Bharti said investigations surrounding the lone surviving gunman from the attack, Mohammed Ajmal Kasab, were continuing but gave no more details.

Mumbai police can hold Kasab until December 24 while they prepare a formal charge sheet.

Many lawyers in the city, including the 1,000-member Bar Council, are refusing to represent Kasab. Angry members of the Hindu nationalist Shiv Sena party threw stones at the homes of three who said they would defend him, party officials said.

As evidence of tighter security in the still-nervous city, an evacuation drill was conducted on Wednesday at Mumbai’s domestic airport terminal to check the response of security agencies and airport officials to threats, an airport spokesman said.

All passenger areas, shops and offices at the terminal were evacuated for about 25 minutes, said spokesman Manish Kalghatgi.

“It was part of a planned annual exercise, and we are satisfied with our level of preparedness,” he said.

Lashkar-e-Taiba, on U.S. and U.N. terrorism lists, denies any involvement in the Mumbai attack or any links to al Qaeda and the Taliban.

“Lashkar-e-Taiba is engaged only in the struggle to liberate Kashmir from Indian occupation and Kashmir’s freedom struggle is legitimate,” LeT spokesman Abdullah Ghaznavi told Reuters by telephone in Srinagar.

In New Delhi, police charged 11 militants they arrested over serial bomb blasts in the capital that killed 23 people and wounded scores in September.
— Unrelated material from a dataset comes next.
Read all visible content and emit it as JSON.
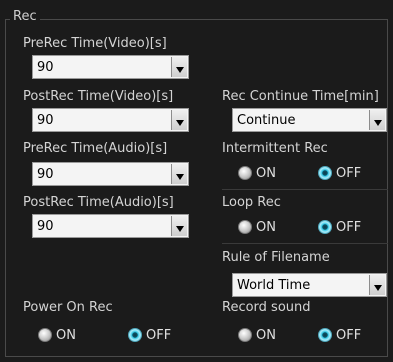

They gave no indication of whether the men had entered pleas.

Police said the 11 were members of the Indian Mujahideen and had been trained by LeT and accused them of involvement in other bombings in the city which killed more than 100 people this year.

Editing by Paul Tait and David Fox